▸ WORK REQUIRED
Gather each line of the entries below that includes "JSON".

▸ EXTRACTED ENTRIES
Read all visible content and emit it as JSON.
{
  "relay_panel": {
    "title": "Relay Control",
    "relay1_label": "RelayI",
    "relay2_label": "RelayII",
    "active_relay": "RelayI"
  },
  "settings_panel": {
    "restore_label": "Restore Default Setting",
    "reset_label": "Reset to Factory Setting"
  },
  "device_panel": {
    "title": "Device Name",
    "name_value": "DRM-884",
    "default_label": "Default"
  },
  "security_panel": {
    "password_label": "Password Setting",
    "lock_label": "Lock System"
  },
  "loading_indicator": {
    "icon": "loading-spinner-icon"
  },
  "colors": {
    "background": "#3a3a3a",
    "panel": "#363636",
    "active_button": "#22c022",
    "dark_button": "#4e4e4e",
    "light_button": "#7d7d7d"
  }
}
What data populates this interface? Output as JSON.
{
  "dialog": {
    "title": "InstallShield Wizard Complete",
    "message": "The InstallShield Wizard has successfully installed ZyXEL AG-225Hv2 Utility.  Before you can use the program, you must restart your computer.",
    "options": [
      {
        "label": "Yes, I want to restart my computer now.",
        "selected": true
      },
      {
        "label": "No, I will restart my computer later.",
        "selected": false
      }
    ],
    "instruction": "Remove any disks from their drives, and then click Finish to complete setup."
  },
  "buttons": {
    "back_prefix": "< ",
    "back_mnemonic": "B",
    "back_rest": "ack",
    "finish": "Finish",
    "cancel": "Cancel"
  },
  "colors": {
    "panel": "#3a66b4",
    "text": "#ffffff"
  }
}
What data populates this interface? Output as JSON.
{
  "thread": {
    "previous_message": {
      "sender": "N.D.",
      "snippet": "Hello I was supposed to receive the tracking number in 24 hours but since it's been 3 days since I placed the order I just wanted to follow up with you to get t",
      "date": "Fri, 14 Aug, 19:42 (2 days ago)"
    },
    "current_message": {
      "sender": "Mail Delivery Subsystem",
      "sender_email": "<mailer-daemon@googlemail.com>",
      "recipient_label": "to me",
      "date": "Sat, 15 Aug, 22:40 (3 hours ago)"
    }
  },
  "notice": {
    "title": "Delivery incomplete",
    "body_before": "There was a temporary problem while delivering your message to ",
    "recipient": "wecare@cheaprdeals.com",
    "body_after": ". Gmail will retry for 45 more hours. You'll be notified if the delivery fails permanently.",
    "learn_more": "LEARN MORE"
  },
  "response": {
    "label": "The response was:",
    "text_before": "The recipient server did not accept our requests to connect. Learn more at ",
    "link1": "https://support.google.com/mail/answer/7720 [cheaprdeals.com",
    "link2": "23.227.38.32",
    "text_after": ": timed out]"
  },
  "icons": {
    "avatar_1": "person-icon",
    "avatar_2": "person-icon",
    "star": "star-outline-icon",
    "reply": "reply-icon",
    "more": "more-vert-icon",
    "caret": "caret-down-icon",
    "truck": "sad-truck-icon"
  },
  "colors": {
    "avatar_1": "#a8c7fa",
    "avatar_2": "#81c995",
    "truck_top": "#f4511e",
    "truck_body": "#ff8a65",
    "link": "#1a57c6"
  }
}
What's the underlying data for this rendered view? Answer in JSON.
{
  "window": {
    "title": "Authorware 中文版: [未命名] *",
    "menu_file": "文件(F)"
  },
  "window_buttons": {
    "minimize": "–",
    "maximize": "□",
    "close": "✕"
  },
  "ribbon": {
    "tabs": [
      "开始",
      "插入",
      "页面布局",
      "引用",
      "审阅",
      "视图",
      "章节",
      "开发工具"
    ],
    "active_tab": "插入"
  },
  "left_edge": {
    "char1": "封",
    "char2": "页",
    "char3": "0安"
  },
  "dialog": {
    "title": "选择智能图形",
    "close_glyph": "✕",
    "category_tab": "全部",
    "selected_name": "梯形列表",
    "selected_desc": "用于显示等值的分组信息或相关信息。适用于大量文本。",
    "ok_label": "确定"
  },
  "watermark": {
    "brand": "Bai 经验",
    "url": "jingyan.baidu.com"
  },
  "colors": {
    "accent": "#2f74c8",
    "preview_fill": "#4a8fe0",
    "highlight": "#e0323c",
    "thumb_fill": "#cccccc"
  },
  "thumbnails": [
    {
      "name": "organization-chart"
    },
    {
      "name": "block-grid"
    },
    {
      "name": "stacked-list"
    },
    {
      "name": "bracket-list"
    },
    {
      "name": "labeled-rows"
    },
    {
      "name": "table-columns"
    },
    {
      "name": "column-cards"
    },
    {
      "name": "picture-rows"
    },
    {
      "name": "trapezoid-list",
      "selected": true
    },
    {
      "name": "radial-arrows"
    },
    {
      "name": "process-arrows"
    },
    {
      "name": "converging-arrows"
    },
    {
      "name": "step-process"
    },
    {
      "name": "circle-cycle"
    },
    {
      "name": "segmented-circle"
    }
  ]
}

▸ RESULT FOR THIS EXERCISE
Read all visible content and emit it as JSON.
What data populates this interface? Output as JSON.
What data populates this interface? Output as JSON.
What's the underlying data for this rendered view? Answer in JSON.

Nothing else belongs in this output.